Walter Isaacson’s Steve Jobs is just a final weekend away from it’s highly-anticipated release, with early excerpts already turning up among the internet’s tech and business blogs. One of the more complete previews, sourced from an Associated Press advance copy, pegs the bestseller-to-be as a fittingly acerbic, no-holds-barred exposé. According to the AP report (via Yahoo! Finance), the biography
portrays Steve Jobs as a skeptic all his life — giving up religion because he was troubled by starving children, calling executives who took over Apple “corrupt” and delaying cancer surgery in favor of cleansings and herbal medicine.
However, though the book chronicles much of Jobs’ philosophical outlook and managerial development, there’s plenty of behind-the-scenes, industrial drama to feed the modern mobile consumer’s interest and curiosity. And, naturally, that means Android’s in the equation. The AP report continues:

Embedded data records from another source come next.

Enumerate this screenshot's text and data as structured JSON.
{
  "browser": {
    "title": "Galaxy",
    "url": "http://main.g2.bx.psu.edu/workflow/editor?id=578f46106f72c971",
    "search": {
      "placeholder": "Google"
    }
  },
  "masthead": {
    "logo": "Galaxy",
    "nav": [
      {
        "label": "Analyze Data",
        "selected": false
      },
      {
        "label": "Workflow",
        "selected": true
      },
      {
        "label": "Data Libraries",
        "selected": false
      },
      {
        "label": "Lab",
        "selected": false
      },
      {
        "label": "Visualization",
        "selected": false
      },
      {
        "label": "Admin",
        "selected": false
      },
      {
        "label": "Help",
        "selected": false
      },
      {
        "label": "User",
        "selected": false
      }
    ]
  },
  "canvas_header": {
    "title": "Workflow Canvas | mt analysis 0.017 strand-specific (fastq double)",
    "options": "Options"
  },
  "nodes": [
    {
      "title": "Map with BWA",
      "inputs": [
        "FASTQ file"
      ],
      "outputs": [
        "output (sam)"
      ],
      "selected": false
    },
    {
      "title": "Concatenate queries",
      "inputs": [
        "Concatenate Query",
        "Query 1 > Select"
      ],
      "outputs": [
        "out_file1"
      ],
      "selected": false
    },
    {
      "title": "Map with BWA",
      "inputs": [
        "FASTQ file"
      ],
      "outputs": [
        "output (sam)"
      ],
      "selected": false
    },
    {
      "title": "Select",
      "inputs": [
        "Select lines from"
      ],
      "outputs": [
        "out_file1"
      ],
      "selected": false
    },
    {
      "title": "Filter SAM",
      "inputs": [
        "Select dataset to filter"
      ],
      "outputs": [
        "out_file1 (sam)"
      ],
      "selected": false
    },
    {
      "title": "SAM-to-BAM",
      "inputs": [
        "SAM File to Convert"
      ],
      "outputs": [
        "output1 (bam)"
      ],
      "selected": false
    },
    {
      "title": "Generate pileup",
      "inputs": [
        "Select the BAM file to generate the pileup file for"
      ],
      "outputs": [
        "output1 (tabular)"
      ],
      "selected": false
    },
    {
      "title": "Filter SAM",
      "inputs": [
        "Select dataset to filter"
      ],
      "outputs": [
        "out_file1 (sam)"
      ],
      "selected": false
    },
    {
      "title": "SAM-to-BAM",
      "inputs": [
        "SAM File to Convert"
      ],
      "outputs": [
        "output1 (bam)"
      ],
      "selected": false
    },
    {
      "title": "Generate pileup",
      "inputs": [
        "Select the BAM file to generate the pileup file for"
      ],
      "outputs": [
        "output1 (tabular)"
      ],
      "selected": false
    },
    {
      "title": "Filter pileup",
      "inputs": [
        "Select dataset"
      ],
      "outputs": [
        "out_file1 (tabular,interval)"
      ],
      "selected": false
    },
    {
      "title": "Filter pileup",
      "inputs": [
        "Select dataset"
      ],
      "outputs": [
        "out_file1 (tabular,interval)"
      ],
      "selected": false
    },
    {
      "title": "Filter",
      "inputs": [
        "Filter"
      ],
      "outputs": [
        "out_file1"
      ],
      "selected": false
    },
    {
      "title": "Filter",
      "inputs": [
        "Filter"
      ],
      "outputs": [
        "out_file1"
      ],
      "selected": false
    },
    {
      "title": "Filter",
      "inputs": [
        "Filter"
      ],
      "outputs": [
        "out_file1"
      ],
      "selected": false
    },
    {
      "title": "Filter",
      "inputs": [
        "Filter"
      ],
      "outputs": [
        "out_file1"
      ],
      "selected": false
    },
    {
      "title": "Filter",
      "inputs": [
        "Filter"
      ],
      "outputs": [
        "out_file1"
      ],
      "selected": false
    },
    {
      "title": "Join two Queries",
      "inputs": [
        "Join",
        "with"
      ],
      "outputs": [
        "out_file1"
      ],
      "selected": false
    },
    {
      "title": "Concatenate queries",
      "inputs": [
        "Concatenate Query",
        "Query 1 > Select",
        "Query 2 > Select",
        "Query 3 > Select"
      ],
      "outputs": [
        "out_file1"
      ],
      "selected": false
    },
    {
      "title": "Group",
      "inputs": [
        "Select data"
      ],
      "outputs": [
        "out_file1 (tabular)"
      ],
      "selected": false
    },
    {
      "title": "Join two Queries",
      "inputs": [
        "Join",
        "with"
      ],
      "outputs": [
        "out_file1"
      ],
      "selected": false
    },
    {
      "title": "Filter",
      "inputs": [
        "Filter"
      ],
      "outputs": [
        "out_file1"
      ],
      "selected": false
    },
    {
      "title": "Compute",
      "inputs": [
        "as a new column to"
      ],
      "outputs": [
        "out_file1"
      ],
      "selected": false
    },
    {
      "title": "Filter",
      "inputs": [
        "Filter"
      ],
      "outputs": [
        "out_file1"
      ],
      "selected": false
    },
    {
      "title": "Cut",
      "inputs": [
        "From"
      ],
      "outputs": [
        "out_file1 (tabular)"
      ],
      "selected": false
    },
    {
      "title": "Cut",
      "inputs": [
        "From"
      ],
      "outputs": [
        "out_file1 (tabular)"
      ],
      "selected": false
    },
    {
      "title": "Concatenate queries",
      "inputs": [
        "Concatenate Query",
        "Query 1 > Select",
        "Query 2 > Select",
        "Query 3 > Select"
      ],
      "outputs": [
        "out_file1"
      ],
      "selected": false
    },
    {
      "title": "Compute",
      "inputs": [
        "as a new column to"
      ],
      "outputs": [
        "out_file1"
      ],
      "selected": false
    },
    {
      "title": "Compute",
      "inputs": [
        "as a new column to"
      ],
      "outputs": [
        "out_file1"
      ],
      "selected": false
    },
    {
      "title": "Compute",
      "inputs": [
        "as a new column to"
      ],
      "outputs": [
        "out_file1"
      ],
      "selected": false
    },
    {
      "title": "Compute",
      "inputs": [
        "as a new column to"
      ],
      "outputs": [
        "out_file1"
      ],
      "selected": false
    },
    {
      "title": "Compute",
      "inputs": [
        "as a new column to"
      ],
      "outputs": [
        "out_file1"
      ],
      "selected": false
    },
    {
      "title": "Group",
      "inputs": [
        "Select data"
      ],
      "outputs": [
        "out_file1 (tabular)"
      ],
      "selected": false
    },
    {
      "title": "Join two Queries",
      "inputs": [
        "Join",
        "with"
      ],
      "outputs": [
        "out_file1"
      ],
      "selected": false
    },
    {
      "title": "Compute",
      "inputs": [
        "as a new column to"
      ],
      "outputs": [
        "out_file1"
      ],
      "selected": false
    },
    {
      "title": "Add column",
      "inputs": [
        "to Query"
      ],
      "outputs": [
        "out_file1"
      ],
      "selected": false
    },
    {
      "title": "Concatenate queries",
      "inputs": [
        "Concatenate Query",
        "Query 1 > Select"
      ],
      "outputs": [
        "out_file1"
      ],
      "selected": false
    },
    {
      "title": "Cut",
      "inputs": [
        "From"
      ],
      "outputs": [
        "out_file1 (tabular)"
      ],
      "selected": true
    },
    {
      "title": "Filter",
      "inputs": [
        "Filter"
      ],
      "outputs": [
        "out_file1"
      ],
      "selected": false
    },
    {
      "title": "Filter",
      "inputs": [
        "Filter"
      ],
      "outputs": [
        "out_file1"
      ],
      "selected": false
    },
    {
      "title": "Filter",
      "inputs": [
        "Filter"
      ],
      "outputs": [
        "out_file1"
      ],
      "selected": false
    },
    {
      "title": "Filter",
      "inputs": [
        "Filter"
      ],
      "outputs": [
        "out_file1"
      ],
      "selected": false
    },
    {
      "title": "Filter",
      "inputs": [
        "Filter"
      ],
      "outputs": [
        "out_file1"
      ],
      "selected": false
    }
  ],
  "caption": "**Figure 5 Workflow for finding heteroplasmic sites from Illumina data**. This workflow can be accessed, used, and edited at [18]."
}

The book also provides insight into the unraveling of Jobs’ relationship with Eric Schmidt, the former CEO of Google…
Isaacson wrote that Jobs was livid in January 2010 when HTC introduced an Android phone that boasted many of the popular features of the iPhone. Apple sued, and Jobs told Isaacson in an expletive-laced rant that Google’s actions amounted to “grand theft.”
“I will spend my last dying breath if I need to, and I will spend every penny of Apple’s $40 billion in the bank, to right this wrong,” Jobs said. “I’m going to destroy Android, because it’s a stolen product. I’m willing to go thermonuclear war on this.”
…In a subsequent meeting with Schmidt at a Palo Alto, Calif., cafe, Jobs told Schmidt that he wasn’t interested in settling the lawsuit, the book says.
“I don’t want your money. If you offer me $5 billion, I won’t want it. I’ve got plenty of money. I want you to stop using our ideas in Android, that’s all I want.”
Of course, Jobs wasn’t all piss and vinegar. Cutthroat as he reputably was, the man appreciated honest competition and innovative purity whenever and wherever he saw it. On Hewlett-Packard’s TouchPad disaster and summary shake-up, for example, Jobs felt no victory. He was, more than anything, genuinely disheartened.
“Hewlett and Packard built a great company, and they thought they had left it in good hands,” Jobs said. “But now it’s being dismembered and destroyed… I hope I’ve left a stronger legacy so that will never happen at Apple.”
To that end, Jobs discusses his successors and the team he built to keep building in his wake. The AP explains how
[h]e called Jonathan Ive, Apple’s design chief, his “spiritual partner” at Apple. He told Isaacson that Ive had “more operation power” at Apple than anyone besides Jobs himself — that there’s no one at the company who can tell Ive what to do. That, says Jobs, is “the way I set it up.”
Clearly, biographer Isaacson’s privileged access and resulting work (rushed though it may have necessarily been) offers gadget fans, Apple devotees, and history buffs a must-read, enlightening, uplifting experience. And, while the above initial snippets are effectively cherry-picked for audience appeal, they nevertheless serve to showcase Apple’s late CEO in all his passion, all his fury, and all his glory.
And, even though most folks don’t need a book to help them see all that, we’re going to read it anyways.
Steve Jobs by Walter Isaacson is available on Monday, October 24, from Simon & Schuster ($35), but you can pre-order the iBooks edition today for just $16.99.